Spanish language and Bollywood films have had successful runs in the U.S. But the target demographic for “Peppa Celebrates Chinese New Year” is still very narrow, with about 3.4 million Americans, or about 1% of the entire U.S. population, speaking Mandarin at home. Of course, a significant number of Americans speak Chinese as a second or third language.

Still, given the short notice and niche potential reach, Fogelson said this collaboration isn’t as much for financial gain as it is about building upon STX’s relationship with Alibaba.

“The profitability of this partnership in the United States is likely to be limited. But there’s no downside. This is not a financial rationale or justification. Historically speaking, the films that have been released in the Mandarin language in the United States gross from a couple hundred thousand to a few million dollars. But the primary purpose of this was to continue this relationship and for both of us to deepen our ties in working together,” he said.

‘A big interest in China exporting its films’

The idea to target Chinese speakers in the U.S is still a nascent one. And STX, just under five years old, has quickly become a heavy hitter in Hollywood, especially because of its understanding of China.

Founded by film producer Robert Simonds and Bill McGlashan, a managing partner of private equity firm TPG, the company is backed by highly influential Chinese investors including Hony Capital and Tencent Holdings. PCCW, Southeast Asia’s largest internet and cable services provider, and Liberty Global, the world’s largest distribution platform, are also behind the company. STX Entertainment even had plans to go public on the Hong Kong Stock Exchange, but scrapped its IPO late last year.

Fogelson, who served as Chairman of Universal Pictures prior to joining STX, said the company is well-positioned given Hollywood’s increasing appetite to grab the Chinese viewer.

"We likely have more announced projects with Chinese companies than all other Hollywood studios combined. It's not because we are required to work with each other; we choose each other. The U.S. has successfully exported content to China for decades and now we’re seeing a big interest in China exporting its films. Alibaba coming to STX with this project is the beginning of that process. And it’s something we’re uniquely positioned to do given our deep experience working with all the giant partners in China,” he said.

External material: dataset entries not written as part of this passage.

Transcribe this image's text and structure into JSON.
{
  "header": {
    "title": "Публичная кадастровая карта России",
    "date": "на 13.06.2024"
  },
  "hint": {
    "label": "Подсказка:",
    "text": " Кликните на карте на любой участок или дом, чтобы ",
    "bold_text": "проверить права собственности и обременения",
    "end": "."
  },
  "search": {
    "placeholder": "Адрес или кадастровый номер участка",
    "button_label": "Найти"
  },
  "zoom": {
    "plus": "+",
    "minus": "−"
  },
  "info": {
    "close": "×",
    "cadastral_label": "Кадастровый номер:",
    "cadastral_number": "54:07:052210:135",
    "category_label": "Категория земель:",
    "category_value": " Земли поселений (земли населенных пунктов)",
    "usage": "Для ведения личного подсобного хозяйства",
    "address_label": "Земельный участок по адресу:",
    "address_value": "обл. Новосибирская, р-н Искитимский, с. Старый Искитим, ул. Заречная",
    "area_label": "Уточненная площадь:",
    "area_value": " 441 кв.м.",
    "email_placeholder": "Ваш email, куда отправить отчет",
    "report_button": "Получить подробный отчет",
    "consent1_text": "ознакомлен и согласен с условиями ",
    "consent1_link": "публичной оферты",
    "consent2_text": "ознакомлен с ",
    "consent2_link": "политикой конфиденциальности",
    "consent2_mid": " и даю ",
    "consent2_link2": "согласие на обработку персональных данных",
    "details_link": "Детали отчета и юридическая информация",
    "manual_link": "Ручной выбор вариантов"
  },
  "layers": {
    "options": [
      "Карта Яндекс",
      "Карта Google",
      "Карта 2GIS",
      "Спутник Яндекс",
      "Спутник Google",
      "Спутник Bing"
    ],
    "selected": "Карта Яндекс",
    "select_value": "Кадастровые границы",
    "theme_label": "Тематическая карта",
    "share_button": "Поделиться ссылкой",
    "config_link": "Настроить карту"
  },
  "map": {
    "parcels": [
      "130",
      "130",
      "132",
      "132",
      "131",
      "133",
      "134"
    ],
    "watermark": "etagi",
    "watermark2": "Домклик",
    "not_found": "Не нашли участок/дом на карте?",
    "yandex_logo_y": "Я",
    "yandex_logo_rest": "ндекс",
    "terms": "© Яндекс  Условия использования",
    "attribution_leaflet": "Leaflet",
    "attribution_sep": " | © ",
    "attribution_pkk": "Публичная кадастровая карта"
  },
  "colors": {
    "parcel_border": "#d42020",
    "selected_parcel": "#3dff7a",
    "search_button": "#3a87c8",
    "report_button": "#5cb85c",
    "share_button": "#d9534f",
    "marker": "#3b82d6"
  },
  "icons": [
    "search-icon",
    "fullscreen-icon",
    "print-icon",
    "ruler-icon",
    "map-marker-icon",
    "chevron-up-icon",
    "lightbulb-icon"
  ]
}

This can be an edge for STX as Chinese content creators pursue new markets, particularly amid a stagnant domestic economy, where growth has slowed to a 28-year low.

“In these dynamic times, we can be an authentic bridge — both from a business and cultural standpoint because we have pre-established our desire to be great partners with Alibaba, Tencent and others. We have only seen the amount of conversation increase and we see it as a strategic advantage."

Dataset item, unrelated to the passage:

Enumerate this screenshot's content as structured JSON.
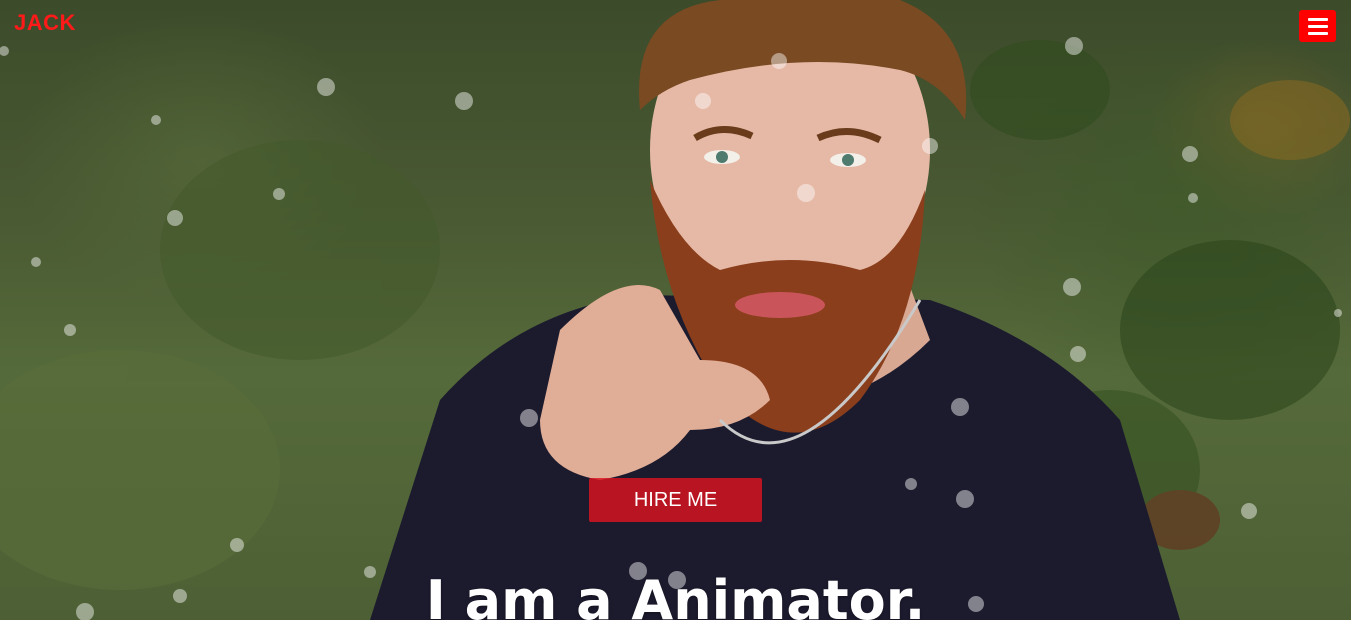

Alibaba Pictures and STX currently have several projects they’re co-producing and co-financing, including a multifaceted Ugly Dolls collaboration, which includes an animated feature film, a TV series on Hulu, games, and dolls. They’re also co-producing sci-fi and live action films like “Steel Soldiers” and “Warriors” that draw on themes that resonate with both Chinese and American audiences.

The news of this partnership comes a day after Alibaba posted revenue growth that was its slowest in three years.

Melody Hahm is a senior writer at Yahoo Finance, covering entrepreneurship, technology and real estate. Follow her on Twitter @melodyhahm. She hosts Breakouts, a monthly interview series for Yahoo Finance featuring up-close and intimate conversations with today’s most innovative business leaders.

Read more: